Rouen is home to about forty organs, making it one of the richest cities in France in this field. Fifteen of them are listed as historic monuments, Rouen having been a hotbed of the art of organ building from the Renaissance to the 19th century.

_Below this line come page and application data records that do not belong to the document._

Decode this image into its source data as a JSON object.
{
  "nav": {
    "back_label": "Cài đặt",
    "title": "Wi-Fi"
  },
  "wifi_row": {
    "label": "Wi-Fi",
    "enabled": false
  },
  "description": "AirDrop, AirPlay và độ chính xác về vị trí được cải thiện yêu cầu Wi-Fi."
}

Organ cases with exceptional sculpted decoration are on view for visitors to admire. The oldest can be admired at Saint-Vivien (1515) and Saint-Maclou (1541), while the 17th century shines brilliantly at Saint-Ouen (1630), at Saint-Patrice (1662), at the Cathedral (1689) or at Saint-Romain. In the 18th century, one of Europe’s most famous families of organ builders was based in Rouen: the Lefebvre family built the magnificent organ in the chapel of Hôpital Charles Nicolle (1731) and the grand orgue at Temple Saint-Eloi (1735), with its fantastically slender case. The Église de la Madeleine (1781) is also well worth a visit, with its venerable tribune organ case echoing the classical colonnade of the building’s façade.

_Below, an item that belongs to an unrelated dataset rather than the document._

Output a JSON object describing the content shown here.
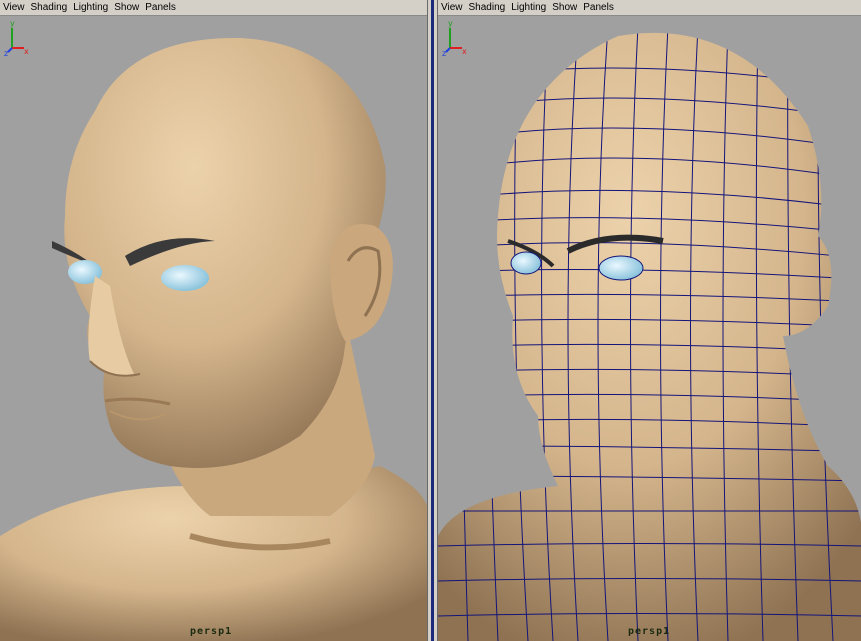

Several 19th-century Rouen organbuilders have left us masterpieces such as Saint-Sever and Saint-Vivien. And the brilliant Parisian organ builder Aristide Cavaillé-Coll built the two organs at Saint-Godard (1884) and above all the world-famous organ at Saint-Ouen (1890). “He left his entire personal fortune on it, such was his desire to create an exceptional instrument,” says Jean-Baptiste Monnot, co-titular of the organ. A successful project, since its 64 stops achieve a unique balance of sound, and the organ is now the most recorded in the world.
Most of these organs are heard in concert throughout the year. The city of Rouen is currently implementing a preservation plan. After the restoration of the organs at Saint-Godard, Saint-Sever and Saint-Hilaire, it’s now the turn of Saint-Romain, while organist François Ménissier trains brilliant young enthusiasts at the Conservatoire. “Entering a church can be impressive, which is why we’re looking to open up the instrument“, enthuses Jean-Baptiste Monnot, who has developed a small pipe organ that he plays outdoors to meet the general public. A joint project with schools in Paris, Berlin, New York and Boston will soon make Rouen a hotbed of organizational encounters.